**Data to use:**
------------------------------

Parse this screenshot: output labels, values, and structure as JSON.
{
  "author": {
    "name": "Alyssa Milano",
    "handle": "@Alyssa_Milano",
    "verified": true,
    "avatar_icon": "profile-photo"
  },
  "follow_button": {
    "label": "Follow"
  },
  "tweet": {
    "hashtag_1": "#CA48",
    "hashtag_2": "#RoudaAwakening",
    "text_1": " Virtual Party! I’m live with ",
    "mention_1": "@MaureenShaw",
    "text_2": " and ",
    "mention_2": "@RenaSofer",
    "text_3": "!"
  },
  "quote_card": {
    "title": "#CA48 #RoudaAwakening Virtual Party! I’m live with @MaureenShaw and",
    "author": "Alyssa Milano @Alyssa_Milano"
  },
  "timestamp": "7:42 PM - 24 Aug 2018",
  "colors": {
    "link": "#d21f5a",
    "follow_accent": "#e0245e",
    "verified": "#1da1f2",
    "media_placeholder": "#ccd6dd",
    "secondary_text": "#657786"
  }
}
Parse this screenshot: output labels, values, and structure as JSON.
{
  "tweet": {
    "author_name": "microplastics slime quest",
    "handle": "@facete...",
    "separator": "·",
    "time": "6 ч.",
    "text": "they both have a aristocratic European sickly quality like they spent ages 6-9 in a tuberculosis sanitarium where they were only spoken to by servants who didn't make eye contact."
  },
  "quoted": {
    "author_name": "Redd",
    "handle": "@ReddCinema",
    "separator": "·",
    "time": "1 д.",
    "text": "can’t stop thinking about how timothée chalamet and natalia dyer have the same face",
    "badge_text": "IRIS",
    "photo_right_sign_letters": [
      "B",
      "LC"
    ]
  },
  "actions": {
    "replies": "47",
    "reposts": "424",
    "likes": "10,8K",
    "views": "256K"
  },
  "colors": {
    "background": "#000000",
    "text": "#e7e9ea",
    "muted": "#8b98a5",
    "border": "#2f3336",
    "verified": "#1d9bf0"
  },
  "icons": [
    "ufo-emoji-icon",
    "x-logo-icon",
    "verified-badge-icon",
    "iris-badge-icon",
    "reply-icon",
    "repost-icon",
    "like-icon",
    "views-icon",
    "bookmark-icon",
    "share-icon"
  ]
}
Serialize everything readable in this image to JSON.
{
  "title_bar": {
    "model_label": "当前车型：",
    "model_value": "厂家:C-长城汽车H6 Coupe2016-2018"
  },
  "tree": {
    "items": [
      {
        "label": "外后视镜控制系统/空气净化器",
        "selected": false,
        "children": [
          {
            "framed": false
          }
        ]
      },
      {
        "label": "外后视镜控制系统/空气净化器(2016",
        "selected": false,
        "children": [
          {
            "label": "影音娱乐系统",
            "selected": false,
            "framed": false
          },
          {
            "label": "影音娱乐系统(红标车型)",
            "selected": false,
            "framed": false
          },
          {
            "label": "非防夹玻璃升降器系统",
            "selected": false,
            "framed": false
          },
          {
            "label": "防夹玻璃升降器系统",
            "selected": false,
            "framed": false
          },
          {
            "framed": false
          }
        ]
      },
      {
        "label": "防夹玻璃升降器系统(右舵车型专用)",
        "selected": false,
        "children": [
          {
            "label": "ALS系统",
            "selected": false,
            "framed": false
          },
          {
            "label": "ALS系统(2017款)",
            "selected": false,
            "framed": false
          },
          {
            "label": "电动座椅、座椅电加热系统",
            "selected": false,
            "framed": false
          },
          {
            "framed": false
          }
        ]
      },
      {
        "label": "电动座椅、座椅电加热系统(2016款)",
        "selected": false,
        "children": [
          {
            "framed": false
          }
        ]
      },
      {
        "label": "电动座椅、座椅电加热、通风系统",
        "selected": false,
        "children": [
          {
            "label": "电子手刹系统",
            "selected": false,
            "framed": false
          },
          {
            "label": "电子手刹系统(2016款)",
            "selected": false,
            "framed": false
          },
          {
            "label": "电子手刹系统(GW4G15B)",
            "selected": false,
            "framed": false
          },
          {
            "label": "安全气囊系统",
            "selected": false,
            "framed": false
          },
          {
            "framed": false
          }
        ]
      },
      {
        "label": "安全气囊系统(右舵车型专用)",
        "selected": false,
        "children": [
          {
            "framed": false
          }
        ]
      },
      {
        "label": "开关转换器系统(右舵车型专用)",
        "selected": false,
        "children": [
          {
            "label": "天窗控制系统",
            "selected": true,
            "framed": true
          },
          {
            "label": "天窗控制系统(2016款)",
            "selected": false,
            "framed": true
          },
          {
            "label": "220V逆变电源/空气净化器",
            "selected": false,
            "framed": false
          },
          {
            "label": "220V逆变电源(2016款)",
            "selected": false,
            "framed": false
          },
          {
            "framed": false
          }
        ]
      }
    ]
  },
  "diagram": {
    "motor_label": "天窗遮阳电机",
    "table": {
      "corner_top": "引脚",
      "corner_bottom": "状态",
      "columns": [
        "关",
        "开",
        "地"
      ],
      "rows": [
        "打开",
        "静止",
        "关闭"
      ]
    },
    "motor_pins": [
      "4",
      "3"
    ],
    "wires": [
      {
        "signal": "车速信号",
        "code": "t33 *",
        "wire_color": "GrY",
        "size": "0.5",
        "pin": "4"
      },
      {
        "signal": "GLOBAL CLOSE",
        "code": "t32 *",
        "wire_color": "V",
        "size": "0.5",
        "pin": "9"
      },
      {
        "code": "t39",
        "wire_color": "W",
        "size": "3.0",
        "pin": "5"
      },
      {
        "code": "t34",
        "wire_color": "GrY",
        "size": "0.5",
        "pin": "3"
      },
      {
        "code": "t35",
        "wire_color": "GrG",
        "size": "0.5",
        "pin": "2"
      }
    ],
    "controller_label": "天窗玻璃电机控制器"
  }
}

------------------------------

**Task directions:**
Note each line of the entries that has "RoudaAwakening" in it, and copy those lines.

**Answer area:**
    "hashtag_2": "#RoudaAwakening",
    "title": "#CA48 #RoudaAwakening Virtual Party! I’m live with @MaureenShaw and",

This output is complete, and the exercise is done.